Every once in a while, Misty got these “confusion attacks” and she would just distance herself from me without any explanation whatsoever, just to come back a couple of days later confessing she did it because she wanted to be faithful to her boyfriend and she didn’t know what to do with the whole situation. I never pressured her, because I understand how hard it can be for some people to come to terms with having a relationship with someone from the same sex. Plus, because of this tug-o-war, I was constantly trying to deny my feelings for her, telling myself I did it just because I had a good time (pfft,I couldn’t even convince myself of that). Denying my feelings was my way of protecting myself, because if she’d been with Ash for so long, and she wouldn’t let go, even after lying to him for months, there were two possible options:
1) I was her “lesbian experiment” and her true feelings belonged to Ash.
2) She was scared of taking a risk because she liked a woman, and she would rather stay in her comfortable and familiar place
Either way, I couldn’t win.
One day, Misty told me she was breaking up with Ash, because she couldn’t take it anymore- she couldn’t deny her feelings for me, and because she cared and respected him, she had to do it. They broke up, and we spent a night together talking about it. It seemed as though this time was for real, and Misty looked great, as though an enormous weight was lifted off her shoulders. Obviously, I was as happy as a clam, but I was also incredibly happy for her- she was finally able to overcome her confusion and admit there’s nothing wrong with loving a woman.
Once again: I was wrong. The next day (Sunday), she stopped talking to me abruptly. On Monday, she arrived to uni holding Ash’s hand and she greeted me as though nothing had happened. She basically rubbed it all over my face.
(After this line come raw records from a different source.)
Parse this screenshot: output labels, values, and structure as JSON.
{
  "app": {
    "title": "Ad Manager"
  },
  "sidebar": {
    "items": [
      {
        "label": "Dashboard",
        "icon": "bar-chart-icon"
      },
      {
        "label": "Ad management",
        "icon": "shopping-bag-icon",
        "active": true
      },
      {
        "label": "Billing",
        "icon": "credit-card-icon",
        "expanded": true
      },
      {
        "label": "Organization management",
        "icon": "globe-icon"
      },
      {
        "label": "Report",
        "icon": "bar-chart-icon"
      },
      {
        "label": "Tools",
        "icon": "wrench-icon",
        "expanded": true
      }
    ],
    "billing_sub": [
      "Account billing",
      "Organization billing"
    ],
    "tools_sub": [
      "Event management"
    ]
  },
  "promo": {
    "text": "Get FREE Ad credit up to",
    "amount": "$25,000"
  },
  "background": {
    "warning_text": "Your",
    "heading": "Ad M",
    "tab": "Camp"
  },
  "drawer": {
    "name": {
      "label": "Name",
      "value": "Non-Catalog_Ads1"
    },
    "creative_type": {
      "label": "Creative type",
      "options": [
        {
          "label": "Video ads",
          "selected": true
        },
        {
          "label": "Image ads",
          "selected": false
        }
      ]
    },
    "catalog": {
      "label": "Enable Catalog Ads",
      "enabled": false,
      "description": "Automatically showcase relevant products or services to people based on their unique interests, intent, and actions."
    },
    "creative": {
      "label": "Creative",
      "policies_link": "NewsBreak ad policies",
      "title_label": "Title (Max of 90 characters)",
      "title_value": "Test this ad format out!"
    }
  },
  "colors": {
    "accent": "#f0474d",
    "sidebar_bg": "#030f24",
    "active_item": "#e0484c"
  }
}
Needless to say, I was crushed. I was left with my open arms, without an explanation. Now she barely looks at me, and won’t even come near me if I’m in a small group of people, just to avoid talking to me. I remember, more than once she told me “I don’t like women, I like you” or “I’m not like this, but it’s you”. At the time I thought it was cute (maybe a little cliché, but still). Clearly, it was her way of denying our relationship and her possible lesbian tendencies. Since ‘it’s not normal’, she tried so hard to deny it. Because of this, I can’t help but feel discriminated and undermined (oh, let’s not forget stupid for letting it happen). Despite everything that happened between us, and all the things she said, I still doubt if she ever really liked me or if I was her teenage lesbian experiment all along.